There are trolls, goblins, and witches. Which kind of monster is Sophie? Sophie is a monster expert. Thanks to her Big Book of Monsters and her vivid imagination, Sophie can identify the monsters in her school and neighborhood. Clearly, the bullies are trolls and goblins. Her nice neighbor must be a good witch, and Sophie’s new best friend is obviously a fairy. But what about Sophie? She’s convinced she is definitely a monster because of the “monster mark” on her face. At least that’s what she calls it. The doctors call it a blood tumor. Sophie tries to hide it but it covers almost half her face. And if she’s a monster on the outside, then she must be a monster on the inside, too. Being the new kid at school is hard. Being called a monster is even harder. Sophie knows that it’s only a matter of time before the other kids, the doctors, and even her mom figure it out. And then her mom will probably leave—just like her dad did. Because who would want to live with a real monster? Inspired by real events in the author’s life, A Monster Like Me teaches the importance of believing in oneself, accepting change, and the power of friendship.
|Publisher:||Shadow Mountain Publishing|
|Product dimensions:||5.60(w) x 8.40(h) x 1.30(d)|
|Age Range:||8 - 11 Years|
About the Author
Wendy S. Swore and her family are farmers. She writes part-time, particularly in winter when her farming chores give her time to plant seeds in her imagination.

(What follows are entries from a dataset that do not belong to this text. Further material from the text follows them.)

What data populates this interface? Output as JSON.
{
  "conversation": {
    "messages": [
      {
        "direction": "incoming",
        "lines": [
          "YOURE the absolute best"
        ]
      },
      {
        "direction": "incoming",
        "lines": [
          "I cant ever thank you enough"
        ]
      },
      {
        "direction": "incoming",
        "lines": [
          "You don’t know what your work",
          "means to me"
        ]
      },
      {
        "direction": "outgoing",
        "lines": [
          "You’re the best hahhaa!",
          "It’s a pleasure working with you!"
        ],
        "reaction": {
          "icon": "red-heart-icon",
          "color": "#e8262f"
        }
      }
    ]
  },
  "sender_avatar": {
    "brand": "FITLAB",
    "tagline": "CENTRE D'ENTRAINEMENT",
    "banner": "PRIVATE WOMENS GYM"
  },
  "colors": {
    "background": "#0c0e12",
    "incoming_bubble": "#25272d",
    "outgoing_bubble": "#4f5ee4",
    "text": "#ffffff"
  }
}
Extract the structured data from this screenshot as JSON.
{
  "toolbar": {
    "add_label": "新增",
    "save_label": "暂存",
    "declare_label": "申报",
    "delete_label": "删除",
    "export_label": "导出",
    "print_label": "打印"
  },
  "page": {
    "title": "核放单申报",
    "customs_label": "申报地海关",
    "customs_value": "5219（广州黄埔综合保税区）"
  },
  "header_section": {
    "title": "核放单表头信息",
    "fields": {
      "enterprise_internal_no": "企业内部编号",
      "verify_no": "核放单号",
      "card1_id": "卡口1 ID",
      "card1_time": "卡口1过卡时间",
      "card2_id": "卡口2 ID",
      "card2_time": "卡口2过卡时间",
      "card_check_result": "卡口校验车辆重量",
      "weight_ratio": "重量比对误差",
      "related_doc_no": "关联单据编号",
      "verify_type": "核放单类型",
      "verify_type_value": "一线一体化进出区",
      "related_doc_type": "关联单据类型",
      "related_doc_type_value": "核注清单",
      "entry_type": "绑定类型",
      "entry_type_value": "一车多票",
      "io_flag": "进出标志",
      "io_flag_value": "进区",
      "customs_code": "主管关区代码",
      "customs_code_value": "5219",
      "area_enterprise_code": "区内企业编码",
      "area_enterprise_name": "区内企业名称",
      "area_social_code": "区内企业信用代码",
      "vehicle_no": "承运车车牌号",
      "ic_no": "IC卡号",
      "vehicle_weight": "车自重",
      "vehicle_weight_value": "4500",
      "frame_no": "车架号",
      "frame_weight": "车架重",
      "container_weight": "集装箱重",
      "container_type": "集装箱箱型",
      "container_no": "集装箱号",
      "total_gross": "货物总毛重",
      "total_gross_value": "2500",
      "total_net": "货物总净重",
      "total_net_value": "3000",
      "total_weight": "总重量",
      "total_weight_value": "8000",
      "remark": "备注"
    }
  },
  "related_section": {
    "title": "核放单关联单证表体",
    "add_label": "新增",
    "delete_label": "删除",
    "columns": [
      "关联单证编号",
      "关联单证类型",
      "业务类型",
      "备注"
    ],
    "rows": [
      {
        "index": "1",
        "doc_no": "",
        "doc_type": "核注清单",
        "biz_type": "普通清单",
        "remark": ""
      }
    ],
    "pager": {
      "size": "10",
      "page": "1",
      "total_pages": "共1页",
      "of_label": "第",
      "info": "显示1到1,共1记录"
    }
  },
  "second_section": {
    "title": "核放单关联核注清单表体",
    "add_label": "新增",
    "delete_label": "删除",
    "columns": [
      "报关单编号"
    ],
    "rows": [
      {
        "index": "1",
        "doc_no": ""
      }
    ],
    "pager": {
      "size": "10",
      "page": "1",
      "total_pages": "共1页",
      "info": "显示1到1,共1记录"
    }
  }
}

She is a member of SCBWI. This is her debut novel.
Most Helpful Customer Reviews
A Monster Like Me based on 0 ratings. 3 reviews.
A Monster Like Me is an imaginative story that is heartbreaking yet hopeful and sprinkled with magic. I fell in love with Sophie and was rooting for her to chase away the monsters. Kindness, friendship, and family are at the core of this book. I highly recommend this to all middle grade readers!
Great book about Sophie, a young girl who believes she's a monster because of a large hemangioma (bright red birthmark) on her face, and she's obsessed with monsters! She even carries around her Big Book of Monsters wherever she goes. It is a story of Sophie's wonderful imagination, bullying, building of friendship, mythology, and acceptance. Beautifully written!
“The world is a dragon; my book a shield.” Sophie believes a witch cursed her when she was a baby and she now spends much of her time with her head down, reading and rereading ‘The Big Book of Monsters’. She uses it to help identify and protect herself against the monsters surrounding her that are cleverly disguised as humans and searching for clues to figure out what kind of monster she is so she can find a cure. She’s also hiding her face from the world because she’s ashamed of her ‘monster mark’, a hemangioma (blood tumour) that appeared when she was only a few months old. I really liked Sophie for the most part but she also made me really sad. My heart ached for her each time she called herself a monster and every time someone stared, pointed at her or bullied her. She’s so self conscious because of her ‘monster mark’ and spent so much time looking out for danger that she missed out on having a lot of fun. With Sophie always on the lookout for the mythological creatures from her beloved book she’s able to find the magical in people, but she can also find the monster in people whose behaviour doesn’t warrant the title. Initially I loved the excerpts from Sophie’s monster book between each chapter because of my love for mythology, although I did have trouble finding the connection between excerpts and their surrounding chapters at times. The excerpts did get a bit of a preachy vibe towards the end, focusing more on being a good person than monsters. The cover image is wonderful and drew me to the book in the first place. I particularly liked the monster marks added to the font on the title. Thank you to NetGalley and Shadow Mountain Publishing for the opportunity to read this book. Content warnings are included in my Goodreads review.